Tyler Perry’s Single Moms Club: “PG-13” (1 hr. 51 min)
Directed by: Tyler Perry
And here we are with yet another one of Tyler Perry’s films. This time around we are experiencing the collective (and very funny) stories of a group of single moms who are all brought together by an incident at their exclusive, private children’s school, that involved each of their children. To atone for their kid’s bad behavior this group of single are thrown together to help organize and run a charity dance to benefit the school. Needless to say, as each of the mothers are from different walks of life, their initial meeting doesn’t go so well as they experience something of a personality clash, still as they are forced to work together, they each get to experience each other’s lives and eventually bond, to create a support group that helps them find a measure of balance in the obstacles of life, as well as tap their own inner strength in order to overcome their personal challenges.
May (Long) is a writer trying to keep the fact that his dad is a drug addict from him; Jan (McLendon-Covey) is an upscale, all business, book editor who used artificial insemination to conceive her daughter; Hillary (Amy Smart) has just had most of her domestic help pulled from her by her lawyer ex-husband, and doesn’t know how to deal directly with her own kids, Esperanza (Henao) keeps getting one-upped for her daughter’s affection by her wealthy ex, who keeps undermining her parental authority; while Lytia (Brown) is desperately attempting to reign heard on her kids to keep them from winding up in jail like their older siblings.
All of which makes for some very hilarious moments (the well-off Jan attempting to relate to the inner-city Lytia; Hillary having a very (unintentionally) sexually charged conversation with her single neighbor, etc.). This is really a very funny, uplifting without getting preachy film, that gives an honest (if humorous) look at the lives of single moms and the kinds of obstacles that they have to face in a world where women (in spite of all of their “advances” are still required to bear and care for children while the fathers are somehow “exempt” from actually being both Dads and husbands.
(As an aside, we recall when our own children were younger and we spent copious amounts of time watching them, women would often tell us how good we were for “babysitting” them.

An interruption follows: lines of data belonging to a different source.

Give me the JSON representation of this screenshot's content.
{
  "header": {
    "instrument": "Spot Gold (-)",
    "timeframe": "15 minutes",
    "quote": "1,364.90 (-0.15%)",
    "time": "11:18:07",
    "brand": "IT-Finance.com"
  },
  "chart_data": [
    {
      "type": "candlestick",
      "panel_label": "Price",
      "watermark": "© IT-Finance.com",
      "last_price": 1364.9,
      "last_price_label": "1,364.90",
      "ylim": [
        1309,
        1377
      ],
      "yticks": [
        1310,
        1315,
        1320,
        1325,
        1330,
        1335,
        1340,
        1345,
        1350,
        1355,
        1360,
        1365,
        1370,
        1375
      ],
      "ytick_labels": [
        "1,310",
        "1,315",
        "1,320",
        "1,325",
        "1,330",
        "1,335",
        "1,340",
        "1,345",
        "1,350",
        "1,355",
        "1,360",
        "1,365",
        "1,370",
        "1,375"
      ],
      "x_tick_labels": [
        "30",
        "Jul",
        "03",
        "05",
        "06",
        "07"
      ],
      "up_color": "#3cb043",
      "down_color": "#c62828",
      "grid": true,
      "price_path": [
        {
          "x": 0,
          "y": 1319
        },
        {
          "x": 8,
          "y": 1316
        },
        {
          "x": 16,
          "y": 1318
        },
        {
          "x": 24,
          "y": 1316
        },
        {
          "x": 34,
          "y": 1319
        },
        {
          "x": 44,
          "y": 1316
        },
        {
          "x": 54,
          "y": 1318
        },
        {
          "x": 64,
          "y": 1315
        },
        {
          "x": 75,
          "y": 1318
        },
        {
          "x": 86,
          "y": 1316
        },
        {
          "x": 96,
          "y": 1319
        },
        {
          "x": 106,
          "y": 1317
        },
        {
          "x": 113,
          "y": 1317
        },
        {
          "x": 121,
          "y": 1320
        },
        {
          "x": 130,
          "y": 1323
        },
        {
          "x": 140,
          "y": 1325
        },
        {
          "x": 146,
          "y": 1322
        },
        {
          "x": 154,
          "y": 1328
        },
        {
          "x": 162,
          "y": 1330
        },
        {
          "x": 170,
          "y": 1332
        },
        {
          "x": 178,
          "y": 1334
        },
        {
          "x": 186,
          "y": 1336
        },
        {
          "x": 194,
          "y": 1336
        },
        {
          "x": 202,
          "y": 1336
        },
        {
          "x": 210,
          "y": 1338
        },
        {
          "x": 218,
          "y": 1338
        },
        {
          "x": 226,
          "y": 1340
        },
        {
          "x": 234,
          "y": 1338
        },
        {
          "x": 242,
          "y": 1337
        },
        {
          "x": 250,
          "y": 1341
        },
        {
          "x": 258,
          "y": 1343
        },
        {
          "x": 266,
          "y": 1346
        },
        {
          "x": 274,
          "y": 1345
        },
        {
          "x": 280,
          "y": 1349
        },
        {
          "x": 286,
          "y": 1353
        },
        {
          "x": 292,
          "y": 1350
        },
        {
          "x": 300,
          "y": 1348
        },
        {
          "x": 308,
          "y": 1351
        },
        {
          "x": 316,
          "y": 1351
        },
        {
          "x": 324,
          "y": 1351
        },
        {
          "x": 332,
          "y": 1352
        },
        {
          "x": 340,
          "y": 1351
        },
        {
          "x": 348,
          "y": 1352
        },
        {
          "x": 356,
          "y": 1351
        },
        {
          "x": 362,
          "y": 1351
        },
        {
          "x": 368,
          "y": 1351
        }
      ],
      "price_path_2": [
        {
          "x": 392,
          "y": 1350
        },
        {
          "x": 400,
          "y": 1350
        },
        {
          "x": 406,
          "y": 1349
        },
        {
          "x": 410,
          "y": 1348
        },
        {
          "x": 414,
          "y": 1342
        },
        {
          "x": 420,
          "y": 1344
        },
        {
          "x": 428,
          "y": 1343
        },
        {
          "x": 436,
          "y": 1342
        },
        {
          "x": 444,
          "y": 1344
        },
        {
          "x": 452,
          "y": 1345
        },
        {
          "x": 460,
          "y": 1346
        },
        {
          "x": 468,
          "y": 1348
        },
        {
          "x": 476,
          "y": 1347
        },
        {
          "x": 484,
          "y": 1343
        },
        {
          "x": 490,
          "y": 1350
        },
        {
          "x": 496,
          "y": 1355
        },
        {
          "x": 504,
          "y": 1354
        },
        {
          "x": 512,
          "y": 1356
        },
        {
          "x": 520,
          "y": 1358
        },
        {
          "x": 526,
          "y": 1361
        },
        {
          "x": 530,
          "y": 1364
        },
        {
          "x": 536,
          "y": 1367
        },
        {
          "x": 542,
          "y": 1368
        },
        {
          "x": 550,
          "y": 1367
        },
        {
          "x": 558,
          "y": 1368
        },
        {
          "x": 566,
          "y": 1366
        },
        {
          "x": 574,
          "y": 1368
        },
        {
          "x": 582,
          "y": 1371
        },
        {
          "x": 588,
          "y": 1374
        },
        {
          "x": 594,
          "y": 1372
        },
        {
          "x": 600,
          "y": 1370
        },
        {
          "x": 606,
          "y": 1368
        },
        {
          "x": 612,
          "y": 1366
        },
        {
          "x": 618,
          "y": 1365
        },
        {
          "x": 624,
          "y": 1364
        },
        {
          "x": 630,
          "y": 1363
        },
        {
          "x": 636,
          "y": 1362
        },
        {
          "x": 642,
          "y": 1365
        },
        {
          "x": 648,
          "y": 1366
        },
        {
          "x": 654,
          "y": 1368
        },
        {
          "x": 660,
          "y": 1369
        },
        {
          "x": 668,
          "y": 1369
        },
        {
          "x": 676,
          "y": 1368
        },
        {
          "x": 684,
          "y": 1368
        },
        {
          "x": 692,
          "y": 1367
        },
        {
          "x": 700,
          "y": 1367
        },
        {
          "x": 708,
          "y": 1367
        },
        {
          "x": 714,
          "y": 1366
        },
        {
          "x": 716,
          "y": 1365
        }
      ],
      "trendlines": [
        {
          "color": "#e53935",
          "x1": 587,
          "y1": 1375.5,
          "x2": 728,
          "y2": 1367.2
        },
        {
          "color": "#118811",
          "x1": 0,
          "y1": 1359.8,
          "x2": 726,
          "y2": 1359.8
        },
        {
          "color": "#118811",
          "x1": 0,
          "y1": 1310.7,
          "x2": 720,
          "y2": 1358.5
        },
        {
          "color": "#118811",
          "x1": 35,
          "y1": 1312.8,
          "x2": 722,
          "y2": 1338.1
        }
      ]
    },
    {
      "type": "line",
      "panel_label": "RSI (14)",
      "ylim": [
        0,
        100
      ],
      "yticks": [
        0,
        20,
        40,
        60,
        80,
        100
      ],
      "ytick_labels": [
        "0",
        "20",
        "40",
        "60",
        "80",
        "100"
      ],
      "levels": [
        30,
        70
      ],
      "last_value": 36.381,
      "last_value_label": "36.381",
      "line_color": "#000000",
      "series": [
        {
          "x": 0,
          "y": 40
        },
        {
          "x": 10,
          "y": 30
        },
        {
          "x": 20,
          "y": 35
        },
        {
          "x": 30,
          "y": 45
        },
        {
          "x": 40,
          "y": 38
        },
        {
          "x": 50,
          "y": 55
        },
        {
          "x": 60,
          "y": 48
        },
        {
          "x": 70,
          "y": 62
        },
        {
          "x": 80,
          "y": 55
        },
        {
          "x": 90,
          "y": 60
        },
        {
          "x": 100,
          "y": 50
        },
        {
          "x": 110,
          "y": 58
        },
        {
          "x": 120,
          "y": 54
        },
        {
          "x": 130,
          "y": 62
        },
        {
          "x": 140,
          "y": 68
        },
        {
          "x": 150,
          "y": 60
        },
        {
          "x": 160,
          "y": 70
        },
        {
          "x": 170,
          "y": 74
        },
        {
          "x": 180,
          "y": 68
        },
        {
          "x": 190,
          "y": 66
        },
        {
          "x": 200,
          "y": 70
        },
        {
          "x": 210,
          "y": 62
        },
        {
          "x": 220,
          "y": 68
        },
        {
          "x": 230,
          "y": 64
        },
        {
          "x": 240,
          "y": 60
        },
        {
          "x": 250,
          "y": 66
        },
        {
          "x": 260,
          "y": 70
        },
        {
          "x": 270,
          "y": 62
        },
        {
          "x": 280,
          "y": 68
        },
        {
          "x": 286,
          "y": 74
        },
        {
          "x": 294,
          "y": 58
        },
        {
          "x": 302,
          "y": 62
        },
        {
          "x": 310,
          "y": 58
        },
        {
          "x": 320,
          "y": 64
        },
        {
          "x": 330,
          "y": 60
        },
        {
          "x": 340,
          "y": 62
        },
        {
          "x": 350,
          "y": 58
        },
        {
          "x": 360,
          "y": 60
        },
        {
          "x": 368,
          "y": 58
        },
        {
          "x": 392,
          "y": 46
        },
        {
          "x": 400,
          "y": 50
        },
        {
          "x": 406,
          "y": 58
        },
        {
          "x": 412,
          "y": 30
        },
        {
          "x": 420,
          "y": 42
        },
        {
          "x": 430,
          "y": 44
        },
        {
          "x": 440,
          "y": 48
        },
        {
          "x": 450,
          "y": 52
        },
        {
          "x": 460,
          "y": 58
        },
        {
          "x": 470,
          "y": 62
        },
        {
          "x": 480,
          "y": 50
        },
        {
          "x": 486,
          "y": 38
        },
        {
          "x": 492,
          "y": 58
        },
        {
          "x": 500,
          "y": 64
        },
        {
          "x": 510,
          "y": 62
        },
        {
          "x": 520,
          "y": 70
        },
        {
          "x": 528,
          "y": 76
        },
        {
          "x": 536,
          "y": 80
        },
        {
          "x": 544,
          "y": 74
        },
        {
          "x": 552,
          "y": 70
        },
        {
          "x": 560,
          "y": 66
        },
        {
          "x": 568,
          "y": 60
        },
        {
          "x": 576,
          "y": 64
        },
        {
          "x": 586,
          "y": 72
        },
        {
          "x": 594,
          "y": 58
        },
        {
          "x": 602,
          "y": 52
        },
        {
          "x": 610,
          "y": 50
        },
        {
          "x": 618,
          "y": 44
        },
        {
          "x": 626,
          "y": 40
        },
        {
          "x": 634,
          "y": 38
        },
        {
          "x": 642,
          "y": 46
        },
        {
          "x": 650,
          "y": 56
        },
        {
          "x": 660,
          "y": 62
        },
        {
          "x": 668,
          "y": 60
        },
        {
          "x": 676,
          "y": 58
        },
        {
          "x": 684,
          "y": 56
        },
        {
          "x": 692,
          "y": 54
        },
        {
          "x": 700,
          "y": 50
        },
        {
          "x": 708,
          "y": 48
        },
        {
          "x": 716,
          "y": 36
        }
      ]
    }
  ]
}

Our response was always the same, we weren’t “babysitting” they were my kids and this was simply part of being a dad.)
Yep, this one is well worth checking out. Funny, entertaining, with a positive message, and great comedic acting; high marks all the way around.
Robert J. Sodaro has been reviewing films for some 30 years. During that time, his movie reviews and articles have appeared in numerous print publications, as well as on the web. Subscribe to receive regular articles and movie reviews.